FROM M R. BUR KE,
A MEMBER OF THE NATIONAL ASSEMBLY,
IN ANswer to some objections to His
BOOK ON FRENCH AFFAIRS.
I HAD the honor to receive your letter of the 17th of November last; in which, with some exceptions, you are pleased to consider favorably the letter I have written on the affairs of France. I shall ever accept any mark of approbation, attended with instruction, with more pleasure than general and unqualified praises. The latter can serve only to flatter our vanity; the former, whilst it encourages us to proceed, may help to improve us in our progress.
Some of the errors you point out to me in my printed lette are really such. One only I find to be material. It is corrected in the edition which I take the liberty of sending to you. As to the cavils which may be made on some part of my remarks, with regard to the gradations in your new constitution, you observe justly, that they do not affect the substance of my objections. Whether there be a round more or less in the ladder of representation, by which your workmen ascend from their parochial tyranny to their federal anarchy, when the whole scale is false, appears to me of little or no importance.

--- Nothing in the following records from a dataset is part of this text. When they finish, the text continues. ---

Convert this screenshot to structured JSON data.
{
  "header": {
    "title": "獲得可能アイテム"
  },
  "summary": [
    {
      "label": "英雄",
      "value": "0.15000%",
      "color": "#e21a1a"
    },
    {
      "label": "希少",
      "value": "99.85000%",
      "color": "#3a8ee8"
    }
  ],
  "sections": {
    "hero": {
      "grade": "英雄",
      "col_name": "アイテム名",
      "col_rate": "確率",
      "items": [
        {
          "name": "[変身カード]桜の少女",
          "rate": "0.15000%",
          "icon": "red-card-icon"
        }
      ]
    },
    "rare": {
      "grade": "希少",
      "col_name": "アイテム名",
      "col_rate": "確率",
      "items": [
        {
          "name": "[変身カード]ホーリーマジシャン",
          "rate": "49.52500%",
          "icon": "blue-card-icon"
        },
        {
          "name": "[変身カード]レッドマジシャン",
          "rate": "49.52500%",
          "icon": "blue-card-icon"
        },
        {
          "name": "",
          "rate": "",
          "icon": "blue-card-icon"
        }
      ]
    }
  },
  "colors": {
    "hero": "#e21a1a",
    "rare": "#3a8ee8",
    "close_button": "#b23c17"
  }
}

I published my thoughts on that constitution, that my countrymen might be enabled to estimate the wisdom of the plans which were held out to their imitation. I conceived that the true character of those plans would be best collected from the committee appointed to prepare them. I thought that the scheme of their building would be better comprehended in the design of the architects than in the execution of the masons. It was not worth my reader's while to occupy himself with the alterations by which bungling practice corrects absurd theory. Such an investigation would be end